SET THEORY AND FURTHER LOGIC Last Updated 28/04/05 BACK TO LPSG CONTENTS The Paper Textbooks ... Modal Logic
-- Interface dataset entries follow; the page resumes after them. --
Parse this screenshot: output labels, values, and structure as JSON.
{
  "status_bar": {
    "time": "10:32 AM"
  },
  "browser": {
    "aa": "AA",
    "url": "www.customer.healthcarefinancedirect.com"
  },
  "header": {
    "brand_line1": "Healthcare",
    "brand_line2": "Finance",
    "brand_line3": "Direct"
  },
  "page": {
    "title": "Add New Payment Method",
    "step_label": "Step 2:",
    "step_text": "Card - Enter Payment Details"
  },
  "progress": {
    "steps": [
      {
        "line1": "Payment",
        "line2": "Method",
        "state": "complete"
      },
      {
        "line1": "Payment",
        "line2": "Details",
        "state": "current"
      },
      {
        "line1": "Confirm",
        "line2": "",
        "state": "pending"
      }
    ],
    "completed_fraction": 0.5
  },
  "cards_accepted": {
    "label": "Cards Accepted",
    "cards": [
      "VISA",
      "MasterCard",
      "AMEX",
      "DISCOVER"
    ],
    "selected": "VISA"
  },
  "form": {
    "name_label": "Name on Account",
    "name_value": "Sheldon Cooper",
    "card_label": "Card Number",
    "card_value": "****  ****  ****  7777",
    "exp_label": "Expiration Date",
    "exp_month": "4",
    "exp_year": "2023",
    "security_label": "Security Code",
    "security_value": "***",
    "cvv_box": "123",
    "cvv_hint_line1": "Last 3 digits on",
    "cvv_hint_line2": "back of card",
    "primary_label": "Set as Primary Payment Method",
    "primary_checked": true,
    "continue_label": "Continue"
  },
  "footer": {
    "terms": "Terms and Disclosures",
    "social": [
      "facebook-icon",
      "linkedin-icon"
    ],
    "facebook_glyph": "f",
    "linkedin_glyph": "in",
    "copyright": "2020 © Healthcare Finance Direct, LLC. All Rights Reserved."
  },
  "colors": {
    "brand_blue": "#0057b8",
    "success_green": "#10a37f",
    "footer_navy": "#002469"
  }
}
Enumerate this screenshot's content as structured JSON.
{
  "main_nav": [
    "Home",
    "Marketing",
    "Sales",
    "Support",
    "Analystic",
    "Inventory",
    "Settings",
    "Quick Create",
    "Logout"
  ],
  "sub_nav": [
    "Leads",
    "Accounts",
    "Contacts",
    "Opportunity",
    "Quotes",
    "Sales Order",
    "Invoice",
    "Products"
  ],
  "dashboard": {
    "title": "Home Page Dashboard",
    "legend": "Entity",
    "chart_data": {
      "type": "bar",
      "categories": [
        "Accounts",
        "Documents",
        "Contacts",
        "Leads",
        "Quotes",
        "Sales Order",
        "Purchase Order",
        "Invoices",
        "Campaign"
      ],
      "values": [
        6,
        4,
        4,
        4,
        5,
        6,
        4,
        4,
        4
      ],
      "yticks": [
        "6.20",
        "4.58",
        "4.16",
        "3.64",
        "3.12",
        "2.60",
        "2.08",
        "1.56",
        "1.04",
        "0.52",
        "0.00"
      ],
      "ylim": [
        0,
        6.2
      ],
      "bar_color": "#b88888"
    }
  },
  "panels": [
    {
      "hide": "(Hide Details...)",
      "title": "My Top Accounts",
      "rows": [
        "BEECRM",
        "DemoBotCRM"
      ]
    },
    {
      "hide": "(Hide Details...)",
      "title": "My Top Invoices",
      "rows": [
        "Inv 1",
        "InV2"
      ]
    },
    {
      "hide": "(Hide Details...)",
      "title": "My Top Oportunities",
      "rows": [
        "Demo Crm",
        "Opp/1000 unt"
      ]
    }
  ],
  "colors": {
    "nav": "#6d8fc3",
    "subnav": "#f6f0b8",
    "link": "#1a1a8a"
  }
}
1. The Paper This paper covers basic axiomatic set theory plus a subject within the ambit of formal logic but beyond the introductory logic of a standard first year course. In recent years that further subject has been modal logic (the logic of necessity and possibility). Another candidate for the further logic' component is intuitionistic logic, another would be probability theory. Students would of course be advised of any change in the further logic' component , and the paper in any changeover year would include questions on set theory and on both further logic' subjects. This paper has a sister paper, Mathematical Logic . The common parent was a paper, now defunct at the B.A. level, called Symbolic Logic. Once modal logic became part of the staple diet it was felt that there was too much ground for an undergraduate to cover in any depth in one paper; hence the split. The courses are taught in alternate years: if Mathematical Logic is taught one year, Set Theory and Further Logic is taught the next. But B.A. exam papers for both are set every year. What can set theory do for a philosophy student? Here is a four-part answer. (1) Set theory provides a bagful of conceptual tools useful in many areas of rigorous thought and teaches one to handle them with precision, e.g. partial ordering, equivalence relation, isomorphism, recursive definition and proof by (mathematical) induction. (2) It sharpens reflection on matters central to philosophy of thought and language, such as the nature of truth, satisfaction, predicate extensions and associated antinomies such as Russell's Paradox. (3) It is very important for philosophy of mathematics, for questions of ontology and the number systems. (4) It provides a proper understanding of infinity (and one of the deepest problems of mathematics, the continuum problem), and enables one to see through mystical twaddle wrapped in talk of the infinite.